Pasture Conditions: The risk is highest when grasses are growing rapidly and contain large amounts of simple carbohydrates such as sugars, fructans or starches. These times occur when there is mild weather and heavy rainfall such as in the spring, early summer and autumn. They can also accumulate when pastures have been stressed during periods of frost or overstocking. The amount and the type of carbohydrate ingested from the grass are very important in the development of laminitis. Horses breaking into feed rooms and consuming large amount of feed can also lead to laminitis via a similar pathway of carbohydrate overload.
Underlying Disease: Laminitis can also result when an animal is sick or has an underlying condition. Due to the hormonal changes seen in Equine Cushings Disease, there is an increased risk of laminitis which is very difficult to control. All horses and ponies that develop laminitis without an obvious cause should be tested to rule out this condition.
Obesity and high blood insulin levels are associated with increased risk of pasture-associated laminitis. Often at-risk horses are “good doers” and have increased fat deposits over their top lines. This gives rise to the “cresty neck” that is typical of horses and ponies with equine metabolic syndrome.
In cases where a mare fails to fully cleanse after foaling, an infection in the womb can quickly develop. Toxins are then released into the circulation which leads to a cascade of events resulting in laminitis.

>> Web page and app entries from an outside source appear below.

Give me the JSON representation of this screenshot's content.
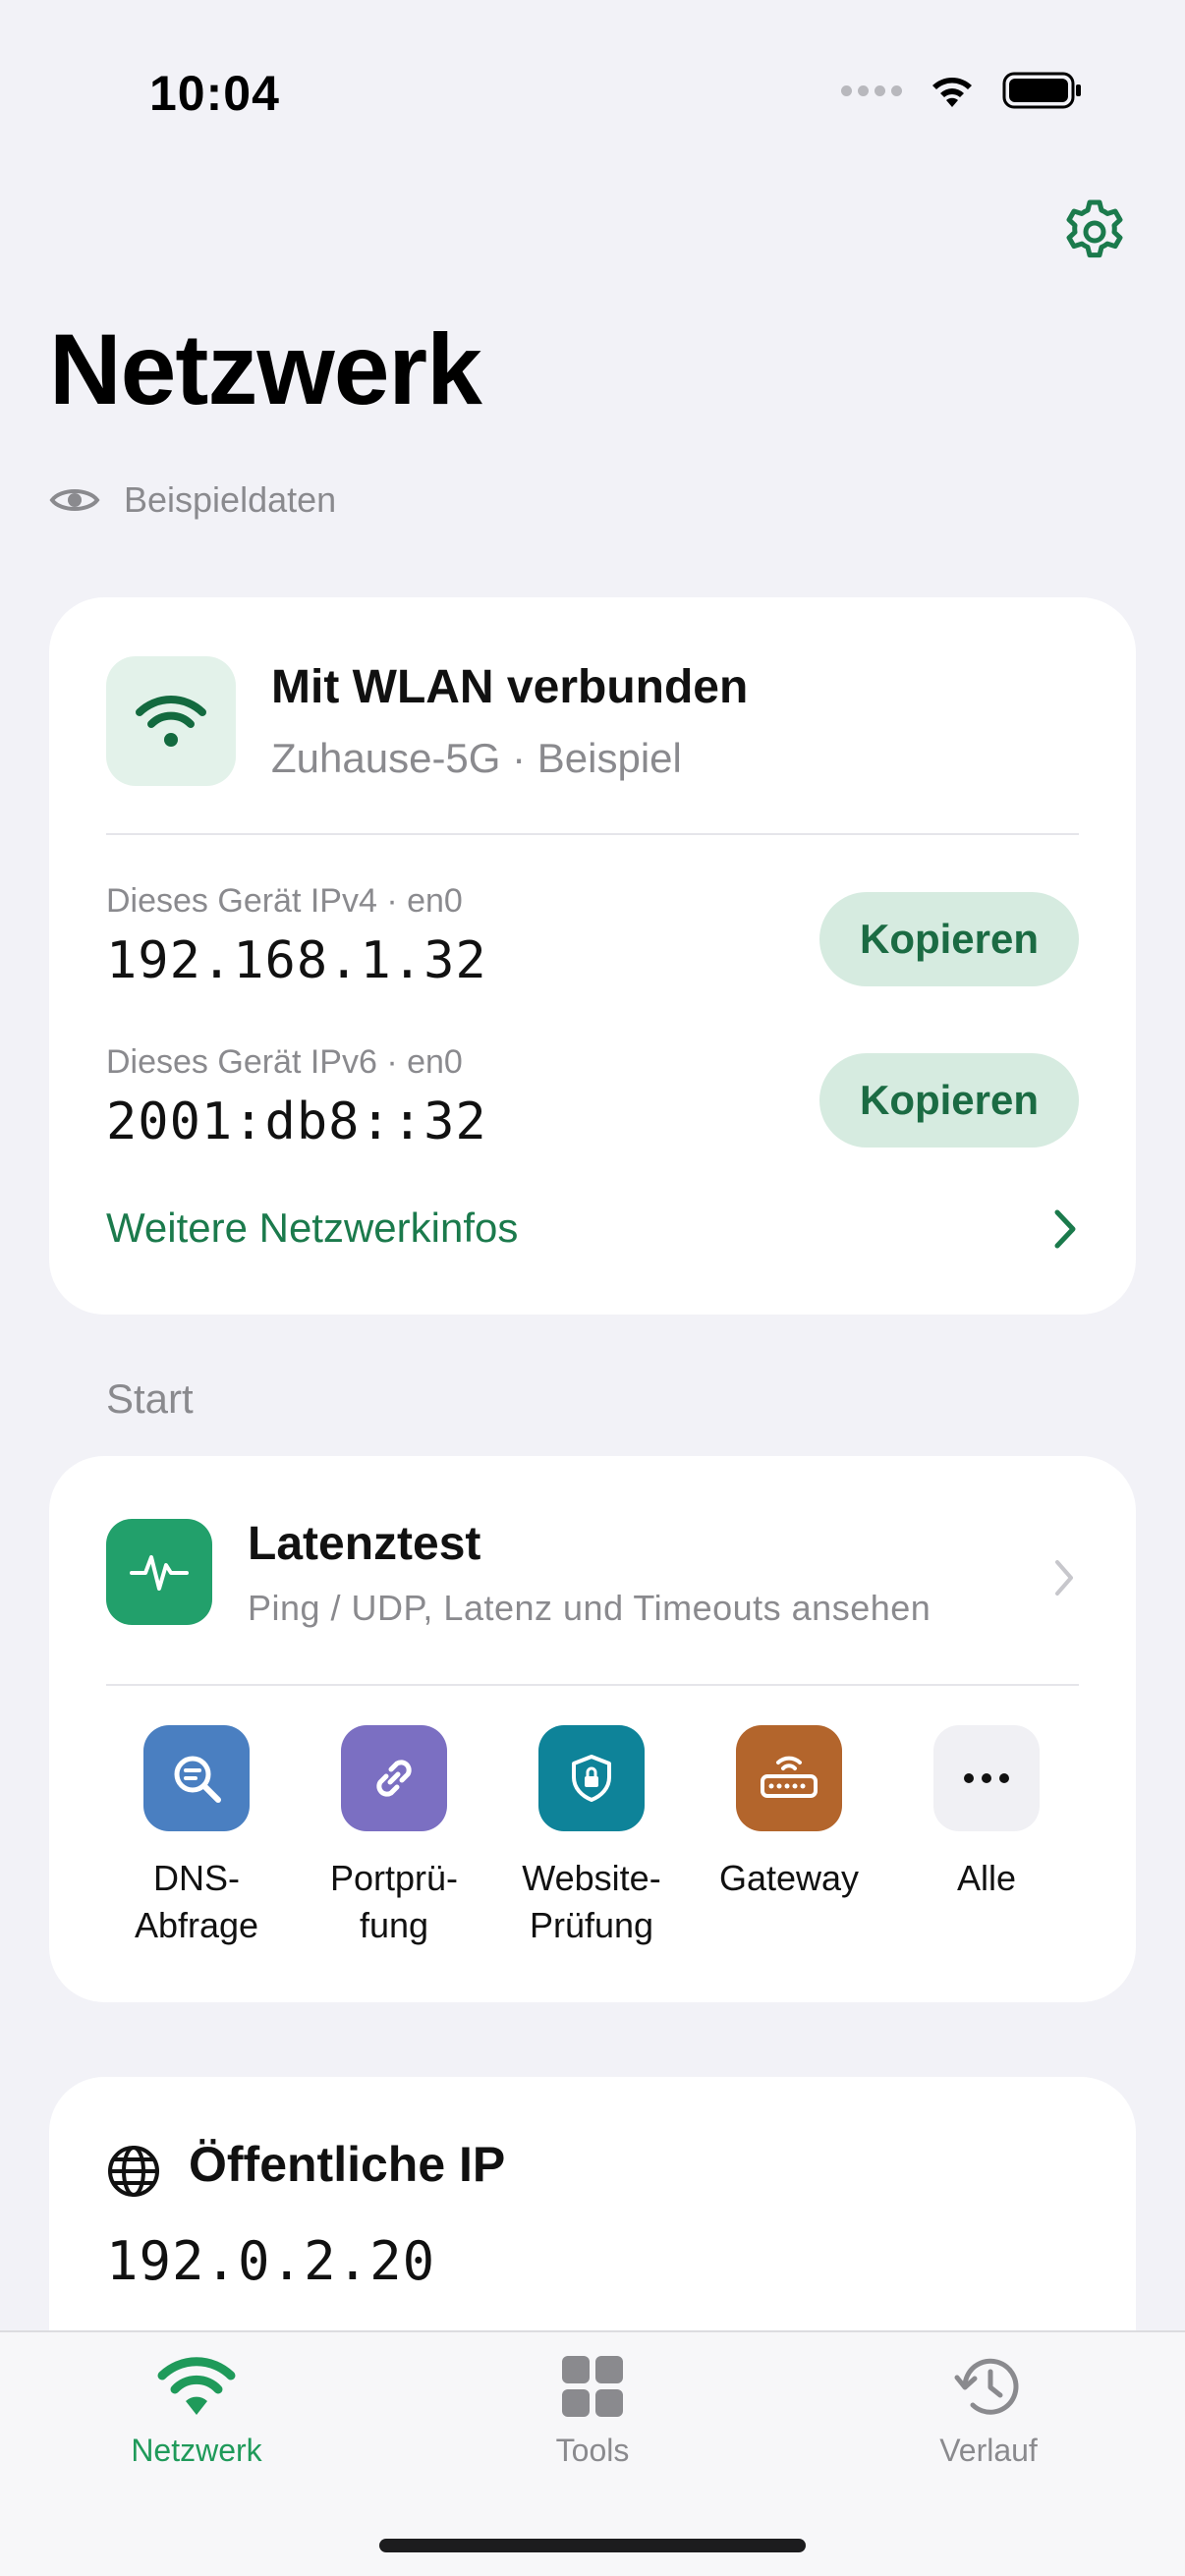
{
  "status_bar": {
    "time": "10:04"
  },
  "header": {
    "title": "Netzwerk",
    "sample_label": "Beispieldaten"
  },
  "connection": {
    "title": "Mit WLAN verbunden",
    "subtitle": "Zuhause-5G · Beispiel",
    "ipv4": {
      "label": "Dieses Gerät IPv4 · en0",
      "value": "192.168.1.32",
      "button": "Kopieren"
    },
    "ipv6": {
      "label": "Dieses Gerät IPv6 · en0",
      "value": "2001:db8::32",
      "button": "Kopieren"
    },
    "more_link": "Weitere Netzwerkinfos"
  },
  "start": {
    "section_label": "Start",
    "latency": {
      "title": "Latenztest",
      "subtitle": "Ping / UDP, Latenz und Timeouts ansehen"
    },
    "tools": [
      {
        "label_line1": "DNS-",
        "label_line2": "Abfrage",
        "icon": "dns-search-icon",
        "color": "#4a7fc1"
      },
      {
        "label_line1": "Portprü-",
        "label_line2": "fung",
        "icon": "link-icon",
        "color": "#7b6fc2"
      },
      {
        "label_line1": "Website-",
        "label_line2": "Prüfung",
        "icon": "shield-lock-icon",
        "color": "#0e8399"
      },
      {
        "label_line1": "Gateway",
        "label_line2": "",
        "icon": "router-icon",
        "color": "#b3652c"
      },
      {
        "label_line1": "Alle",
        "label_line2": "",
        "icon": "more-icon",
        "color": "#f0f0f4"
      }
    ]
  },
  "public_ip": {
    "title": "Öffentliche IP",
    "value": "192.0.2.20"
  },
  "tabbar": {
    "tabs": [
      {
        "label": "Netzwerk",
        "active": true
      },
      {
        "label": "Tools",
        "active": false
      },
      {
        "label": "Verlauf",
        "active": false
      }
    ]
  },
  "colors": {
    "accent": "#1b7a4c",
    "active_tab": "#1f9a5a",
    "inactive_tab": "#8a8a8e"
  }
}
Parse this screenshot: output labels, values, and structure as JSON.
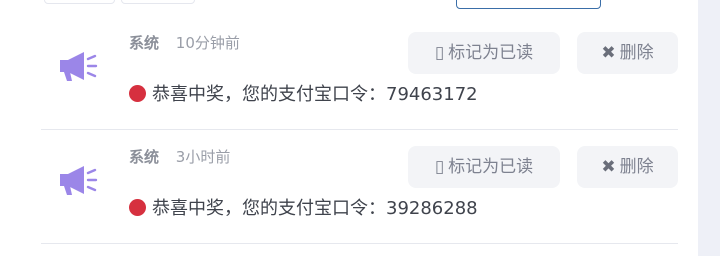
{
  "theme": {
    "accent_purple": "#9b86e8",
    "danger_red": "#d6303f",
    "button_bg": "#f3f4f7",
    "outline_blue": "#3a6ea8"
  },
  "notifications": [
    {
      "icon": "megaphone-icon",
      "category": "系统",
      "time": "10分钟前",
      "mark_read_label": "标记为已读",
      "mark_read_glyph": "▯",
      "delete_label": "删除",
      "delete_glyph": "✖",
      "status_dot": "red-dot",
      "message": "恭喜中奖，您的支付宝口令：79463172"
    },
    {
      "icon": "megaphone-icon",
      "category": "系统",
      "time": "3小时前",
      "mark_read_label": "标记为已读",
      "mark_read_glyph": "▯",
      "delete_label": "删除",
      "delete_glyph": "✖",
      "status_dot": "red-dot",
      "message": "恭喜中奖，您的支付宝口令：39286288"
    }
  ]
}
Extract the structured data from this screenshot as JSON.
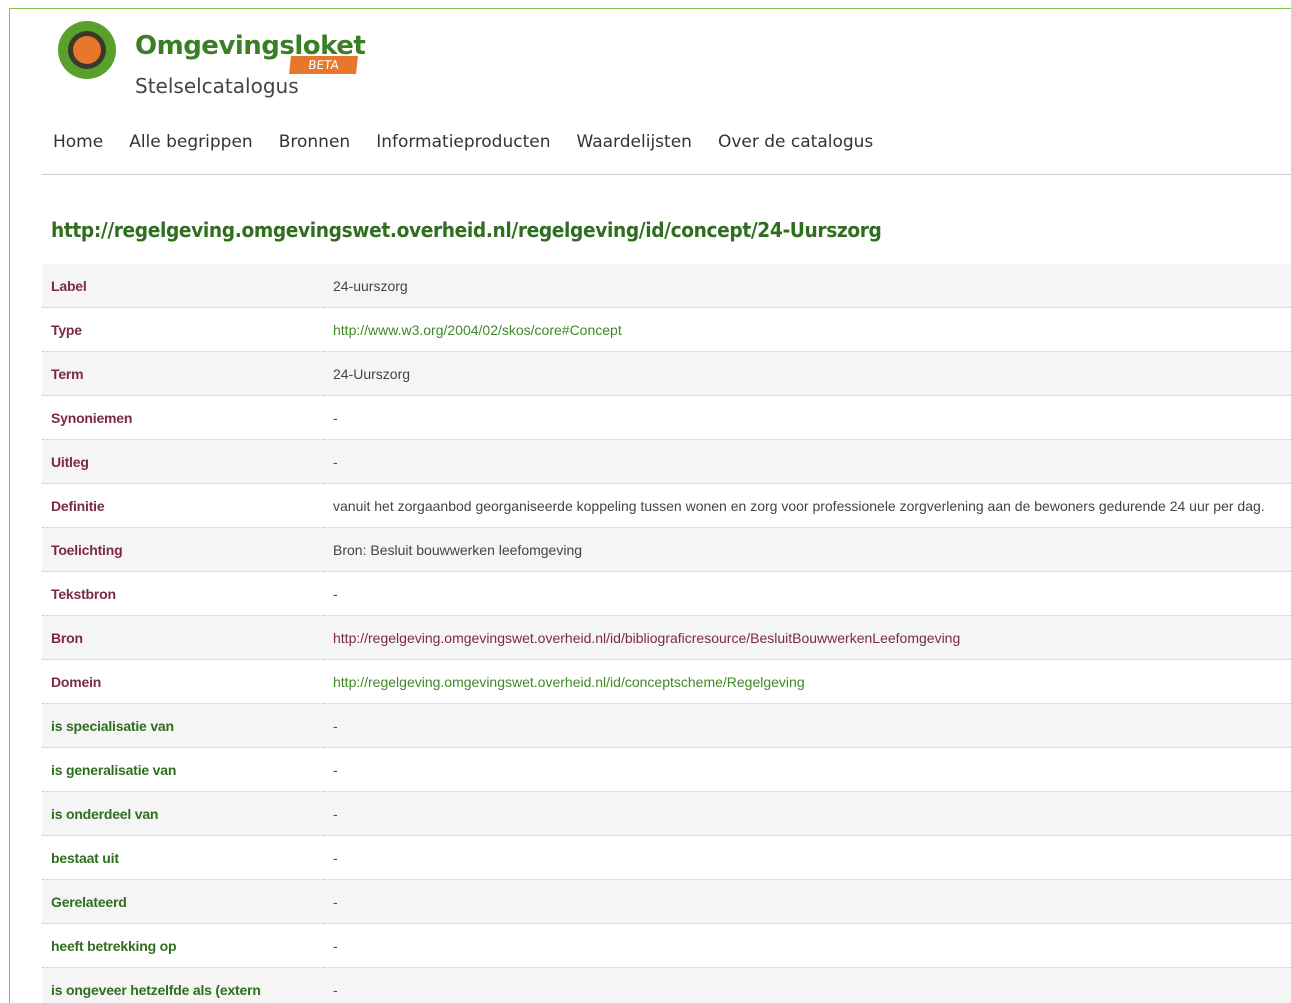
{
  "header": {
    "partial_glyph": "g",
    "brand_name": "Omgevingsloket",
    "beta": "BETA",
    "subtitle": "Stelselcatalogus"
  },
  "nav": {
    "items": [
      "Home",
      "Alle begrippen",
      "Bronnen",
      "Informatieproducten",
      "Waardelijsten",
      "Over de catalogus"
    ]
  },
  "page": {
    "title": "http://regelgeving.omgevingswet.overheid.nl/regelgeving/id/concept/24-Uurszorg"
  },
  "colors": {
    "brand_green": "#3a7e25",
    "title_green": "#2f6e1f",
    "maroon": "#7b2a45",
    "beta_orange": "#e8772e"
  },
  "properties": [
    {
      "key": "Label",
      "value": "24-uurszorg",
      "key_color": "maroon"
    },
    {
      "key": "Type",
      "value": "http://www.w3.org/2004/02/skos/core#Concept",
      "key_color": "maroon",
      "link": "green"
    },
    {
      "key": "Term",
      "value": "24-Uurszorg",
      "key_color": "maroon"
    },
    {
      "key": "Synoniemen",
      "value": "-",
      "key_color": "maroon"
    },
    {
      "key": "Uitleg",
      "value": "-",
      "key_color": "maroon"
    },
    {
      "key": "Definitie",
      "value": "vanuit het zorgaanbod georganiseerde koppeling tussen wonen en zorg voor professionele zorgverlening aan de bewoners gedurende 24 uur per dag.",
      "key_color": "maroon"
    },
    {
      "key": "Toelichting",
      "value": "Bron: Besluit bouwwerken leefomgeving",
      "key_color": "maroon"
    },
    {
      "key": "Tekstbron",
      "value": "-",
      "key_color": "maroon"
    },
    {
      "key": "Bron",
      "value": "http://regelgeving.omgevingswet.overheid.nl/id/bibliograficresource/BesluitBouwwerkenLeefomgeving",
      "key_color": "maroon",
      "link": "maroon"
    },
    {
      "key": "Domein",
      "value": "http://regelgeving.omgevingswet.overheid.nl/id/conceptscheme/Regelgeving",
      "key_color": "maroon",
      "link": "green"
    },
    {
      "key": "is specialisatie van",
      "value": "-",
      "key_color": "green"
    },
    {
      "key": "is generalisatie van",
      "value": "-",
      "key_color": "green"
    },
    {
      "key": "is onderdeel van",
      "value": "-",
      "key_color": "green"
    },
    {
      "key": "bestaat uit",
      "value": "-",
      "key_color": "green"
    },
    {
      "key": "Gerelateerd",
      "value": "-",
      "key_color": "green"
    },
    {
      "key": "heeft betrekking op",
      "value": "-",
      "key_color": "green"
    },
    {
      "key": "is ongeveer hetzelfde als (extern concept)",
      "value": "-",
      "key_color": "green"
    }
  ]
}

Dependent Laminitis and Farriery: Occasionally, laminitis can develop in a limb where the opposite limb is painful for reasons such as a foot abscess or tendon injury. The insult to the injured limb causes the opposing limb to take more weight than it normally would and can result in laminitis.
Delays between foot trimming are an important cause of stress and damage to the hoof laminae. Regular visits by the farrier will also pick up the early warning signs of laminitis.
Medicines & laminitis
Certain drugs, primarily corticosteroids, can in some cases result in laminitis. Veterinary surgeons are particularly careful about their use, although in most cases the benefit of treating the horse with corticosteroids outweighs the very small but potential risk. If you suspect your horse or pony has laminitis then contact your vet as soon as possible.
Get in touch
If you have any questions about laminitis or would like some advice please contact one of our Equine Team: Keith Jones BVSc MRCVS; Alistair Lees BVetMed MRCVS; Pippa Smith BSc BVSc MRCVS; Laura Freeman MA Vet MB MRCVS - at the Kingston Veterinary Group on 01935 813288.